During a normal working week, office workers spend an average of 5 hours and 41 minutes per day at their desks.1 With so much time spent typing at a keyboard, talking on the phone and even eating and drinking within our work environment, our work space very quickly becomes susceptible to stain and odor-causing microbes.
Office items such as keyboards, the computer mouse and even the office pens are not cleaned as often as they should be. Not only does this create an unsanitary environment to work in, but due to the congested space within an office, it also makes it easier for microbes to thrive.
In this blog, we explain which areas of your office are susceptible to microbial contamination, and offer our advice on how to keep your workstation fresh and clean.
The average computer office mouse is three times dirtier than a typical toilet seat4, carrying up to 1,676 microbes per square inch3. Due to the amount of contact it has with our hands, and considering that our hands are the main offenders when it comes to spreading germs and microbes, it’s important to clean these pieces of equipment.
Sterilizing a computer mouse can be trickier than it sounds. You can purchase a computer mouse which has Microban antimicrobial technology built into it, from the likes of Fellowes. This technology inhibits microbial growth on the surface of the mouse, and this helps to keep it fresher and cleaner for longer.
With a staggering 75% of US office workers eating lunch at their desk2, it is no surprise that the average desk surface is contaminated with over 20,961 microbes per square inch3. Accidental drink spillages and food debris can encourage stain and odor-causing microbes to develop, resulting in an unhygienic work station.
To minimize the microbial growth, we suggest keeping a pack of antimicrobial wipes in your drawer so that you can give your desk a quick wipe on days in which you need to work through your lunch. Alternatively, you should try to eat lunch away from your desk. Not only is it more sanitary, but it is also much healthier for you to have a break away from your screen.
When we start to feel tired at work, grabbing a cup of coffee is a great way to re-energize. Rather than just sipping a nice hot coffee however, you could be ingesting other nasty microbes too. One study found that 20% of office mugs contain fecal matter, while a further 90% are covered in other microbes thought to be transmitted through unclean dish sponges when washing up5.
In order to ensure that your office mug is clean and microbe-free, we suggest either washing it in a dishwasher, or simply bringing your own dish cloth to work and washing your mug thoroughly with hot soapy water. That way, you can know for sure that your mug has been cleaned properly.
Computer keyboards will commonly collect dead skin cells, food debris and dust, making them a prime location for microbes to grow. In fact, because they are so rarely cleaned, the average keyboard contains up to 3,295 microbes per square inch3.
You can use rubbing alcohol and a cotton bud to tackle the build-up of gunk6. A can of compressed air can also help to blow out all of the crumbs and debris from between the keys. However, for maximum protection, we’d recommend you consider purchasing a keyboard that is equipped with Microban antimicrobial additives.

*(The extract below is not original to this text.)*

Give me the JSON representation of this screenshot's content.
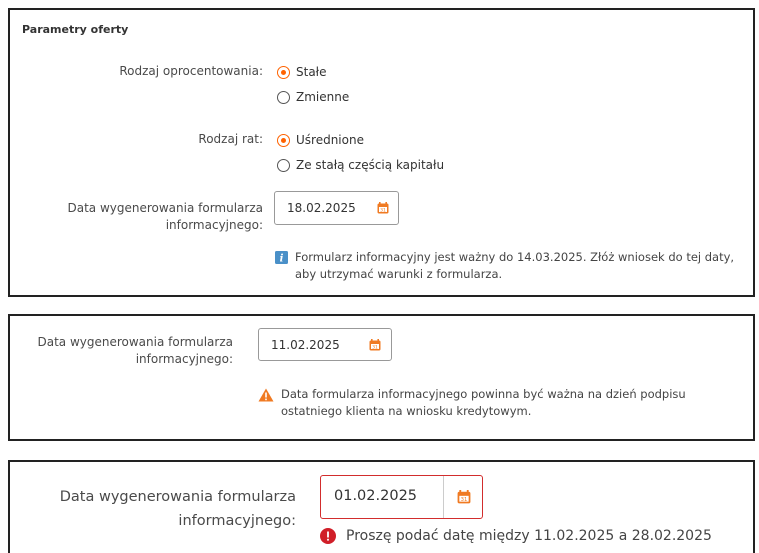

This gives the keyboard a long-lasting antimicrobial protection that cannot be washed off and does not wear away, and will last the useful lifetime of the product.

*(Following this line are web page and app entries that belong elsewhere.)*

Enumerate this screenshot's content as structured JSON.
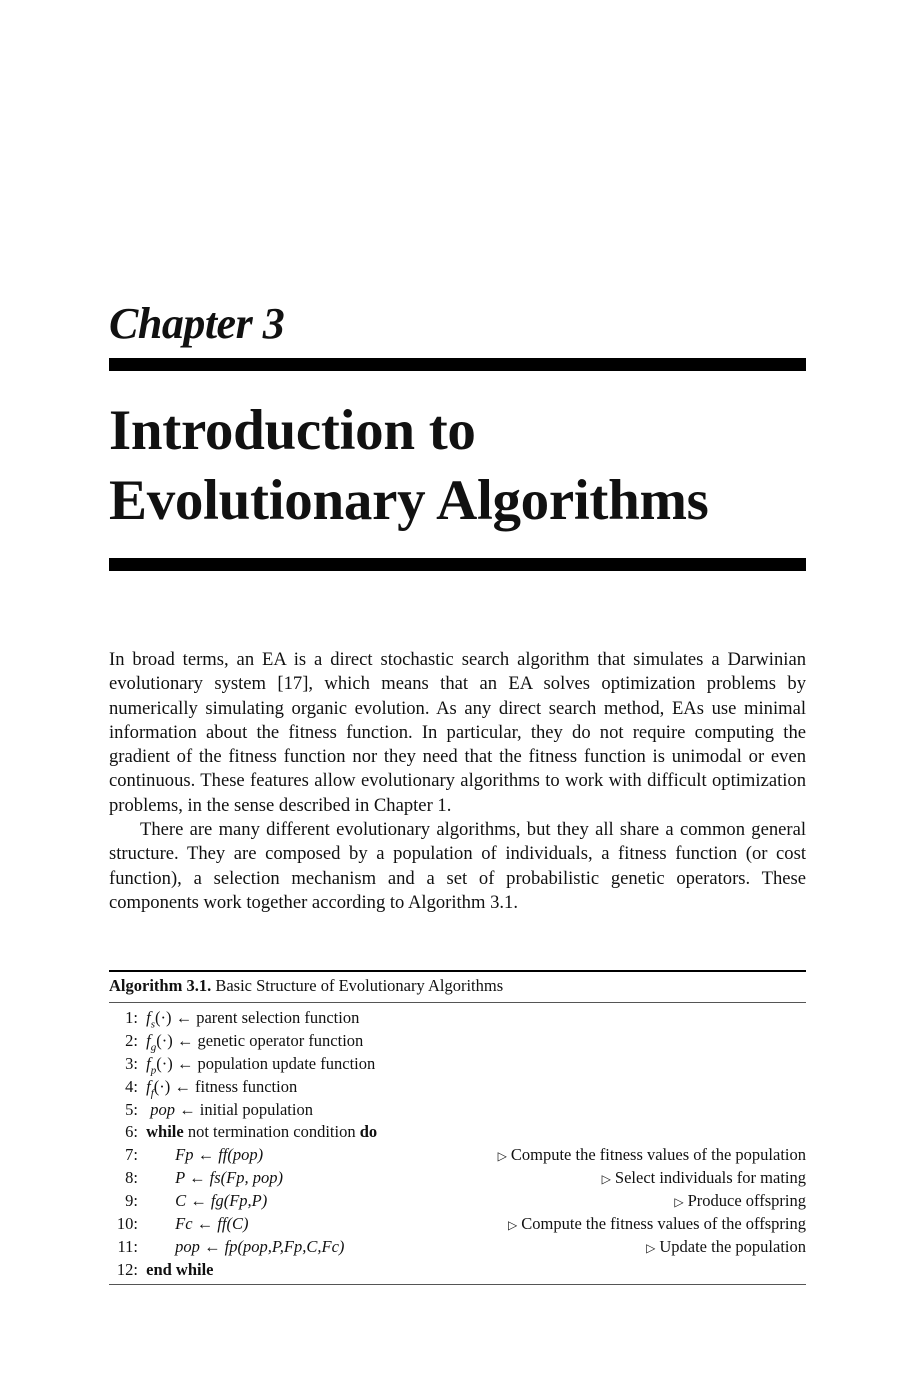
{
  "chapter": {
    "label": "Chapter 3",
    "title_lines": [
      "Introduction to",
      "Evolutionary Algorithms"
    ]
  },
  "body": {
    "paragraphs": [
      "In broad terms, an EA is a direct stochastic search algorithm that simulates a Darwinian evolutionary system [17], which means that an EA solves optimization problems by numerically simulating organic evolution. As any direct search method, EAs use minimal information about the fitness function. In particular, they do not require computing the gradient of the fitness function nor they need that the fitness function is unimodal or even continuous. These features allow evolutionary algorithms to work with difficult optimization problems, in the sense described in Chapter 1.",
      "There are many different evolutionary algorithms, but they all share a common general structure. They are composed by a population of individuals, a fitness function (or cost function), a selection mechanism and a set of probabilistic genetic operators. These components work together according to Algorithm 3.1."
    ]
  },
  "algorithm": {
    "caption_label": "Algorithm 3.1.",
    "caption_text": "Basic Structure of Evolutionary Algorithms",
    "comment_marker": "▷",
    "lines": [
      {
        "num": "1:",
        "math": "fs(·)",
        "arrow": "←",
        "text": "parent selection function",
        "comment": ""
      },
      {
        "num": "2:",
        "math": "fg(·)",
        "arrow": "←",
        "text": "genetic operator function",
        "comment": ""
      },
      {
        "num": "3:",
        "math": "fp(·)",
        "arrow": "←",
        "text": "population update function",
        "comment": ""
      },
      {
        "num": "4:",
        "math": "ff(·)",
        "arrow": "←",
        "text": "fitness function",
        "comment": ""
      },
      {
        "num": "5:",
        "math": "pop",
        "arrow": "←",
        "text": "initial population",
        "comment": ""
      },
      {
        "num": "6:",
        "kw1": "while",
        "text": "not termination condition",
        "kw2": "do",
        "comment": ""
      },
      {
        "num": "7:",
        "code": "Fp ← ff(pop)",
        "comment": "Compute the fitness values of the population"
      },
      {
        "num": "8:",
        "code": "P ← fs(Fp, pop)",
        "comment": "Select individuals for mating"
      },
      {
        "num": "9:",
        "code": "C ← fg(Fp,P)",
        "comment": "Produce offspring"
      },
      {
        "num": "10:",
        "code": "Fc ← ff(C)",
        "comment": "Compute the fitness values of the offspring"
      },
      {
        "num": "11:",
        "code": "pop ← fp(pop,P,Fp,C,Fc)",
        "comment": "Update the population"
      },
      {
        "num": "12:",
        "kw1": "end while",
        "comment": ""
      }
    ]
  }
}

With 25,127 microbes per square inch3, the office phone is by far the worst offender for microbial growth in the work space. Due to the touching of the buttons with our hands, and placing our mouths to the receiver, and with so many different people doing just that, an office phone can potentially be susceptible to all kinds of viruses7.
As flu virus microbes are able to survive on surfaces for up to two or three days7, regular sanitization of your office phone is essential. Simply wiping the phone with an antimicrobial wipe could help to keep germs at bay and prevent illness from spreading around the office.
Office pens are passed from person to person and touched by lots of hands on a daily basis. Not only does this mean that they become easily contaminated, but it also means that microbes are transmitted between work colleagues too.
With the average pen containing up to 2,350 microbes per square inch8, simply using your own pen can help minimize the chances of microbes spreading.